Mellow: The mellow staff member also follows the rules without variation. However, this staff member understands when they need to be empathetic and when they need to be firm within the confines of the system. Since their self-image is not attached to rule-keeping, they are less likely to respond to a threat of exposure, and, instead, will report an inmate’s threatening behavior.
A mellow staff member is difficult to turn and takes a good bit of time investment. Therefore, inmates are less likely to focus efforts on a mellow staff member. If you see characteristics of a soft or hard staff member in your self-evaluation, take steps immediately to change your behavior toward your patients.
Information in this series comes from a presentation given by Lori Roscoe, PhD, MPA, BSN, CCHP-RN at the Nursing Forum of the 2012 National Conference of the American Correctional Health Services Association (ACHSA). Dr. Roscoe is Executive Director of Clinical Services at CorrectHealth Companies and has great information for correctional nurses at her website The Correctional Nurse Educator.

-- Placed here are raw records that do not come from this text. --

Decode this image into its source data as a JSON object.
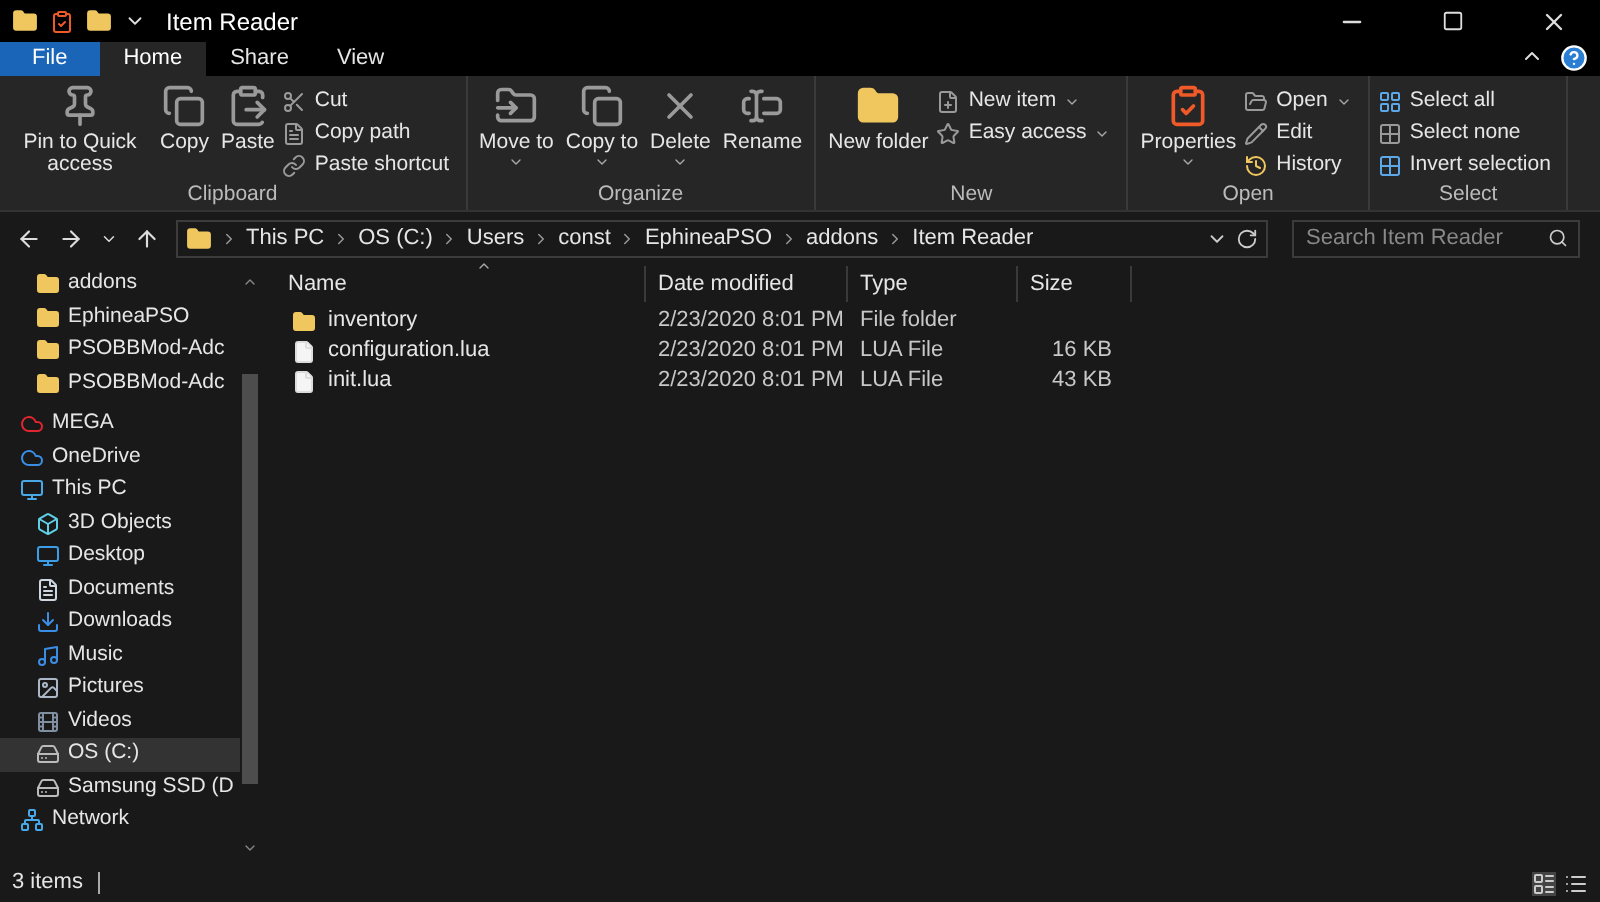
{
  "window": {
    "title": "Item Reader"
  },
  "tabs": [
    {
      "label": "File",
      "kind": "file",
      "selected": false
    },
    {
      "label": "Home",
      "kind": "tab",
      "selected": true
    },
    {
      "label": "Share",
      "kind": "tab",
      "selected": false
    },
    {
      "label": "View",
      "kind": "tab",
      "selected": false
    }
  ],
  "ribbon": {
    "groups": [
      {
        "label": "Clipboard",
        "large": [
          {
            "label": "Pin to Quick access",
            "kind": "pin"
          },
          {
            "label": "Copy",
            "kind": "copy"
          },
          {
            "label": "Paste",
            "kind": "paste"
          }
        ],
        "small": [
          {
            "label": "Cut",
            "kind": "cut"
          },
          {
            "label": "Copy path",
            "kind": "copypath"
          },
          {
            "label": "Paste shortcut",
            "kind": "shortcut"
          }
        ]
      },
      {
        "label": "Organize",
        "large": [
          {
            "label": "Move to",
            "kind": "move",
            "dropdown": true
          },
          {
            "label": "Copy to",
            "kind": "copy",
            "dropdown": true
          },
          {
            "label": "Delete",
            "kind": "delete",
            "dropdown": true
          },
          {
            "label": "Rename",
            "kind": "rename",
            "dropdown": false
          }
        ]
      },
      {
        "label": "New",
        "large": [
          {
            "label": "New folder",
            "kind": "folder",
            "dropdown": false
          }
        ],
        "small": [
          {
            "label": "New item",
            "kind": "newitem",
            "dropdown": true
          },
          {
            "label": "Easy access",
            "kind": "easy",
            "dropdown": true
          }
        ]
      },
      {
        "label": "Open",
        "large": [
          {
            "label": "Properties",
            "kind": "properties",
            "dropdown": true
          }
        ],
        "small": [
          {
            "label": "Open",
            "kind": "open",
            "dropdown": true
          },
          {
            "label": "Edit",
            "kind": "edit",
            "dropdown": false
          },
          {
            "label": "History",
            "kind": "history",
            "dropdown": false
          }
        ]
      },
      {
        "label": "Select",
        "small": [
          {
            "label": "Select all",
            "kind": "selectall"
          },
          {
            "label": "Select none",
            "kind": "selectnone"
          },
          {
            "label": "Invert selection",
            "kind": "invert"
          }
        ]
      }
    ]
  },
  "address_bar": {
    "path": [
      "This PC",
      "OS (C:)",
      "Users",
      "const",
      "EphineaPSO",
      "addons",
      "Item Reader"
    ]
  },
  "search": {
    "placeholder": "Search Item Reader"
  },
  "nav_pane": {
    "quick_access": [
      {
        "label": "addons",
        "kind": "folder",
        "selected": false
      },
      {
        "label": "EphineaPSO",
        "kind": "folder",
        "selected": false
      },
      {
        "label": "PSOBBMod-Adc",
        "kind": "folder",
        "selected": false
      },
      {
        "label": "PSOBBMod-Adc",
        "kind": "folder",
        "selected": false
      }
    ],
    "items": [
      {
        "label": "MEGA",
        "kind": "mega",
        "selected": false
      },
      {
        "label": "OneDrive",
        "kind": "onedrive",
        "selected": false
      },
      {
        "label": "This PC",
        "kind": "pc",
        "selected": false,
        "children": [
          {
            "label": "3D Objects",
            "kind": "objects",
            "selected": false
          },
          {
            "label": "Desktop",
            "kind": "desktop",
            "selected": false
          },
          {
            "label": "Documents",
            "kind": "documents",
            "selected": false
          },
          {
            "label": "Downloads",
            "kind": "downloads",
            "selected": false
          },
          {
            "label": "Music",
            "kind": "music",
            "selected": false
          },
          {
            "label": "Pictures",
            "kind": "pictures",
            "selected": false
          },
          {
            "label": "Videos",
            "kind": "videos",
            "selected": false
          },
          {
            "label": "OS (C:)",
            "kind": "drive",
            "selected": true
          },
          {
            "label": "Samsung SSD (D",
            "kind": "drive2",
            "selected": false
          }
        ]
      },
      {
        "label": "Network",
        "kind": "network",
        "selected": false
      }
    ]
  },
  "table": {
    "columns": [
      "Name",
      "Date modified",
      "Type",
      "Size"
    ],
    "rows": [
      {
        "name": "inventory",
        "kind": "folder",
        "date": "2/23/2020 8:01 PM",
        "type": "File folder"
      },
      {
        "name": "configuration.lua",
        "kind": "file",
        "date": "2/23/2020 8:01 PM",
        "type": "LUA File",
        "size": "16 KB"
      },
      {
        "name": "init.lua",
        "kind": "file",
        "date": "2/23/2020 8:01 PM",
        "type": "LUA File",
        "size": "43 KB"
      }
    ]
  },
  "status_bar": {
    "text": "3 items"
  }
}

Are there targets in your facility health care staff? Are you one? S your experiences in the comments section.
Photo Credit: © Willee Cole – Fotolia.com
If you like this post, you will like:
Understanding Your Patients: What is the Criminal Lifestyle?
Don’t Take Sides in an Inmate Dispute
The Correctional Nurse’s Guide to Saying ‘No’
Body Packing and Body Stuffing: What You Need to Know
Inmates Don’t Lie
Alan Stephenson says
Can you resend me part one of this subject matter.I had it in a folder at my desk in anticipation of the above part two, but i guess it sprouted legs and ran off. I would appreciate it. Thank you!
Lorry Schoenly says
Hi, Allan: Here is the link to Part I. You can also find it by scrolling down on the blog front page. http://correctionalnurse.net/2012/05/08/how-to-work-with-inmate-patients-part-1-be-alert-for-the-con/
Early Gardner says
As an “old” nurse, but new to corrections, I am learning about the “con” and observing myself as the type of staff member I am. This week, on my first shift to fly solo for 12 plus hours, I gave out nail clippers, went back to pick them up after a change of officer shift. Inmate H said he gave the clippers to the :tall c o. I went to the Lt in charge of
the seg pod. He said he would take care of it. I did not know the procedure, which was call DON, stay until they are found. So I went home. After a day off, I came back to work at noon. A no nonsense nurse and an experienced officer had that morning told the entire pod, The clippers will be coughed up or all of you will be on restriction, lock down, full pod/seg cells inspected, no canteen etc.
The clippers were returned from a cell next to Mr H.
When I passed evening meds I told him, fool me once shame on me, fool me twice shame on you for I will write you up.
He proceded to say he had a grievence agains the office who “tossed” his cell looking for them. Later he softened up and asked for antibiotic cream for a Pimple. 🙂
I think this pod now knows the :new nurse: will not break the rules again for she has been informed.
Lorry Schoenly says
This is a great story, Early. Thanks for sharing it with the community. We need to learn from each other. We have all had experiences like this – even with years of nursing experience in other settings.